Switching topics, it’s April. And that means wildfire season is right around the corner again. Do you have any fresh insights on how to communicate about catastrophic fire?
From a communications perspective, I’ll share an observation that fire in the West is a lot like toxic algae in the Midwest. It is predictable and unpredictable at the same time. It’s predictable because we know there will be huge fires. But we don’t know where. You just hope it doesn’t happen in places with a lot of people.
So there are two things to share. One, if we can prepare in advance, that’s always much much better. We have time to do so since it is April! But we have to connect the dots on climate change, changing water regimes, forest health, public health and wildfires in the way we want them connected. And that means getting clear on the recommended fixes now, not later. What do we want land managers and policymakers to do, specifically. What successes can we point to? We should have some ready-made stewardship success stories that show how much more protected communities can be when they engage in these kinds of restoration and protection.
But we can’t talk about that when the wildfires are burning and people are dying. We need to talk about it now, and after the flames have been doused. We need to have plans and materials for that.
We also need to be strategic about when to bring together for a conversation on solutions. How do you foster dialogue? Not right after a utility wire sets a wildfire. Not when a city can’t treat its water because of the volume of ash and toxins.
So in a way those conversations are a lot more about policy than about communications, and they need to happen both earlier and later. And they need to be focused on very specific calls to action.
Those of us in the environmental sector also need to be very aware of not talking about fire as a natural phenomenon that people must get used to. That has really hurt us in the past. And these fires are not “natural” in that they are happening because of a vortex of really unnatural causes piling up on each other.
So really planning ahead, creating the materials, having the policy solutions at the ready. Let’s do that now and be prepared.
You can find tools and tips on the Carpe Diem West website:
Scott Miller is the Executive Director of Resource Media and a Carpe Diem West Board Member.

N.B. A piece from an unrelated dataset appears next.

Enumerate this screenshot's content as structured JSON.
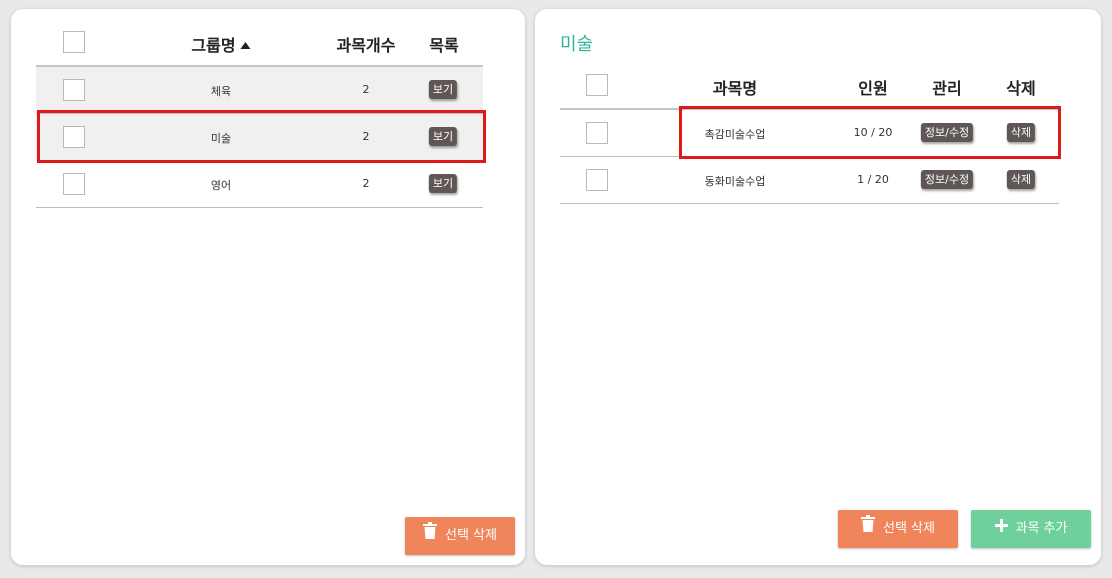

Scott spent 23 years as a television reporter, 16 of them covering the environment. As the media changed, he felt a need to work towards a broader impact, which brought him to lead Resource Media in 2002. Here he has learned the value of working across issue silos and building real, non-transactional relationships with communities outside the deep green base. In 2009 Scott joined the Russell Family Foundation where he helped review and refocus environmental grantmaking. He rejoined Resource Media as President in 2012.